Chesterton is dismayed at the onward march of relativism and secularism. He also thinks the novel has lost its way, understands Islamic grievances against the west and is a proud mentor to satiristsby Tobias Jones / January 16, 2005 / Leave a comment
Tobias Jones: For decades you were one of Britain’s favourite writers. Then your name became almost an embarrassment among literary people: you were seen as a reactionary traditionalist. Are you happy with your posthumous reputation?
GK Chesterton: Well, one’s stock always declines somewhat when stone cold. But I’m flattered to see that, almost a century after the publication of my most significant works, I’m recognised as being prophetic: I diagnosed the malaise of postmodernism before the term was coined. People always said I was behind the times, a throwback; they’re now recognising that a traditionalist is always ahead of his era. There are dozens of Chesterton societies around the world. No self-respecting American campus is without one. Even in Italy and Russia there are societies dedicated to the study of my work. Two magazines are published in my memory: the Chesterton Review and Gilbert! Then there’s a thing called a “blog,” which purports to be written by myself.
TJ: You’ve been compared to a man you censured, Oscar Wilde, because you’re so quotable. But the criticism usually levelled at your writing is that it was flippant, almost facetious. What do you say to that?

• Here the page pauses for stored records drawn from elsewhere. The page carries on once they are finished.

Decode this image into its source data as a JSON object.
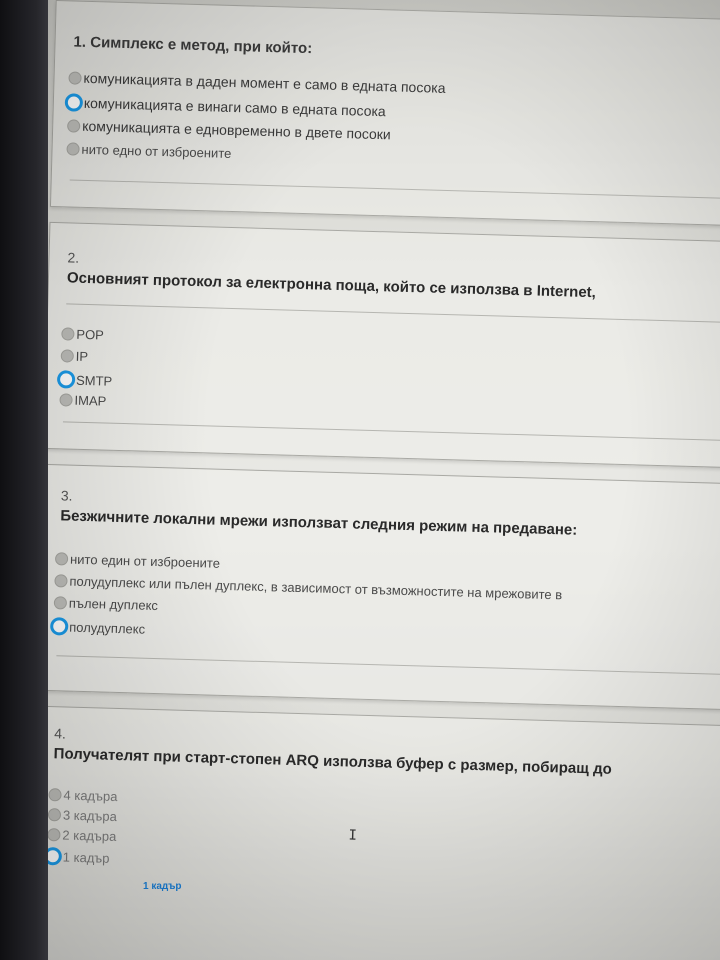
{
  "questions": [
    {
      "number": "1.",
      "text": "Симплекс е метод, при който:",
      "options": [
        "комуникацията в даден момент е само в едната посока",
        "комуникацията е винаги само в едната посока",
        "комуникацията е едновременно в двете посоки",
        "нито едно от изброените"
      ],
      "selected_index": 1
    },
    {
      "number": "2.",
      "text": "Основният протокол за електронна поща, който се използва в Internet,",
      "options": [
        "POP",
        "IP",
        "SMTP",
        "IMAP"
      ],
      "selected_index": 2
    },
    {
      "number": "3.",
      "text": "Безжичните локални мрежи използват следния режим на предаване:",
      "options": [
        "нито един от изброените",
        "полудуплекс или пълен дуплекс, в зависимост от възможностите на мрежовите в",
        "пълен дуплекс",
        "полудуплекс"
      ],
      "selected_index": 3
    },
    {
      "number": "4.",
      "text": "Получателят при старт-стопен ARQ използва буфер с размер, побиращ до",
      "options": [
        "4 кадъра",
        "3 кадъра",
        "2 кадъра",
        "1 кадър"
      ],
      "selected_index": 3
    }
  ],
  "annotation_label": "1 кадър",
  "accent_color": "#1a9ae8"
}
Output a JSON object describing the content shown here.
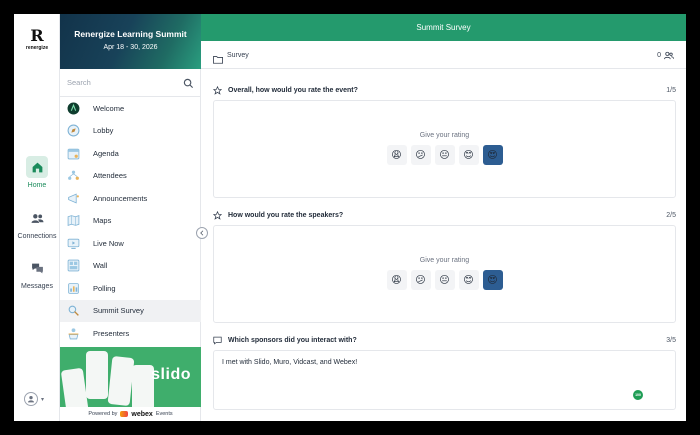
{
  "brand": {
    "logo_mark": "R",
    "logo_text": "renergize"
  },
  "rail": {
    "items": [
      {
        "label": "Home",
        "icon": "home-icon",
        "active": true
      },
      {
        "label": "Connections",
        "icon": "people-icon",
        "active": false
      },
      {
        "label": "Messages",
        "icon": "chat-icon",
        "active": false
      }
    ]
  },
  "event": {
    "title": "Renergize Learning Summit",
    "dates": "Apr 18 - 30, 2026"
  },
  "search": {
    "placeholder": "Search"
  },
  "menu": [
    {
      "label": "Welcome",
      "icon": "welcome-icon"
    },
    {
      "label": "Lobby",
      "icon": "compass-icon"
    },
    {
      "label": "Agenda",
      "icon": "calendar-icon"
    },
    {
      "label": "Attendees",
      "icon": "attendees-icon"
    },
    {
      "label": "Announcements",
      "icon": "megaphone-icon"
    },
    {
      "label": "Maps",
      "icon": "map-icon"
    },
    {
      "label": "Live Now",
      "icon": "live-icon"
    },
    {
      "label": "Wall",
      "icon": "wall-icon"
    },
    {
      "label": "Polling",
      "icon": "polling-icon"
    },
    {
      "label": "Summit Survey",
      "icon": "search-icon",
      "active": true
    },
    {
      "label": "Presenters",
      "icon": "presenters-icon"
    }
  ],
  "ad": {
    "text": "slido"
  },
  "powered": {
    "prefix": "Powered by",
    "brand": "webex",
    "suffix": "Events"
  },
  "header": {
    "title": "Summit Survey"
  },
  "survey": {
    "label": "Survey",
    "participants": "0"
  },
  "questions": [
    {
      "text": "Overall, how would you rate the event?",
      "counter": "1/5",
      "prompt": "Give your rating",
      "selected_index": 4
    },
    {
      "text": "How would you rate the speakers?",
      "counter": "2/5",
      "prompt": "Give your rating",
      "selected_index": 4
    },
    {
      "text": "Which sponsors did you interact with?",
      "counter": "3/5",
      "answer": "I met with Slido, Muro, Vidcast, and Webex!",
      "badge": "100"
    }
  ],
  "emoji_scale": [
    "😩",
    "😕",
    "😐",
    "😊",
    "😍"
  ],
  "colors": {
    "accent": "#249a6d",
    "selected": "#2d5d92",
    "ad_green": "#3fae6c"
  }
}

GKC: In reply, let me quote a line I wrote decades before Tony Blair came grinning into view. It’s from one of my Father Brown books: “People like frequent laughter, but I don’t think they like a permanent smile. Cheerfulness without humour is a very trying thing.” The point about humour is that for effect it must be surrounded by sobriety. For levity to work it requires the contrast of gravitas. Humour is a serious business. Without surrounding solemnity it does, as you say, become flippancy. Possibly the people, especially journalists, who quote me for light relief may think me facetious, but that is because they don’t engage with the most important part of my thought, which is a defence of the Christian faith. My reputation dipped not because of a few good jokes, but because, on the contrary, I was thought all too serious. You dippy postmoderns love frivolity, hence you love Wilde and publish tomes on ephemera. Everything is a joke, all is reduced to a demented triviality. Had I been only frivolous, I would be a postmodern icon. Actually, my humour was disparaged because the laughter it produced was the gleeful endorsement of a noble religion which most of you in the…